On screen, my favorite pairing was Grant and Grace. They were magical to watch, both gorgeous and on top of their game. The rapport between these two goddess made you feel like you were a voyeur. The two of them together were so much chemistry-fueled lust created when two massive stars collide. I still get shivers when I watch Grace on film. She is as glamorous in color that most stars were in black & white. I can’t imagine what she must have been like to meet in person. Maybe that’s what Hitchcock was thinking when he released Dial M for Murder in 3D when it was first released. The prospect of seeing Grace in 3 Dimensions must have driven every man, woman and child to the theaters.
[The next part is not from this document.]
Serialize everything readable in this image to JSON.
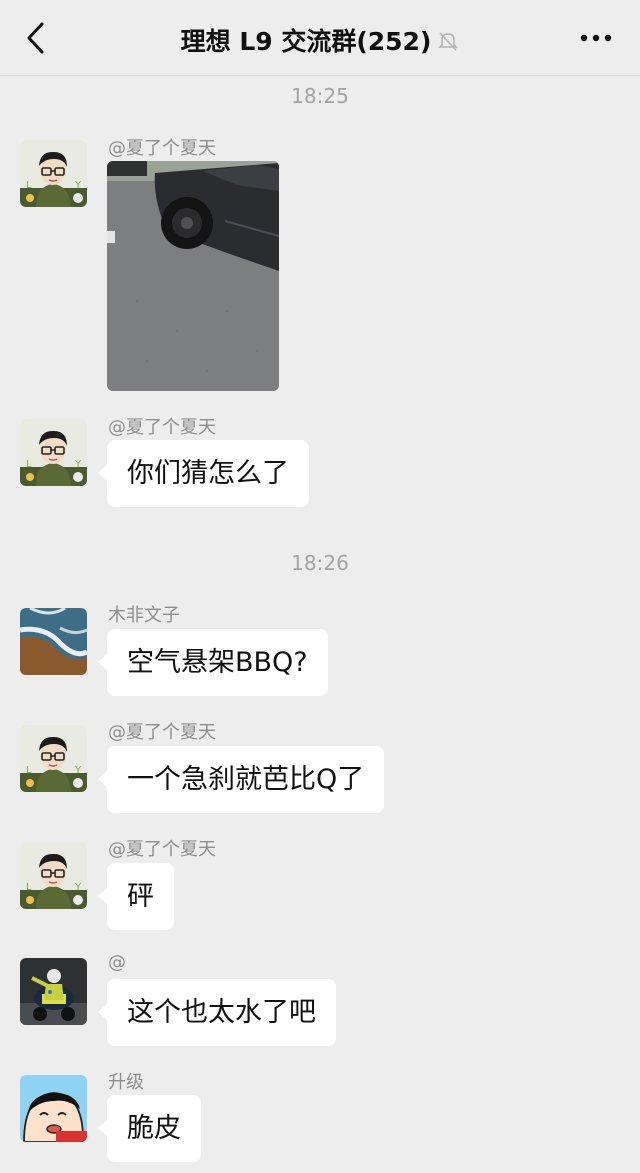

Hitchcock always knew how to market a movie and with Grace as his star – his job got exponentially easier.

When Grace exited the silver screen to become a true life princess, many were devastated. The world lost her to Monaco and the feeling was that Grace left in her prime. I always wonder about the movies she would have made if she’d stayed. So many more chances to bask in the glow of the most beautiful blonde the silver screen had ever seen in color. Grace was an amazing actress, even more than a fashion icon. She straddled both worlds so well and would utilize both her talents when transitioning to the private, luxurious world of royalty. But I fear she did it too soon. Realizing too late there was more that she could have accomplished had she not stepped into a guilded cage.  At least that’s my take on her, especially in light of her later years and the horrible car crash that would take her life.

But that’s much too much reality for this blog. Here I like to dream and remember my leading ladies as I first found them. The goddesses of light that illuminated my early life and defined for me what beauty, intelligence and passion all wrapped up in the visage of a gorgeous woman could do to a mortal man. Especially upon repeat viewings. And for me, Grace was the accessible goddess – the one who would listen to you, make you smile and laugh – and if you were very, very lucky give you a memory that would last you forever. In 3D!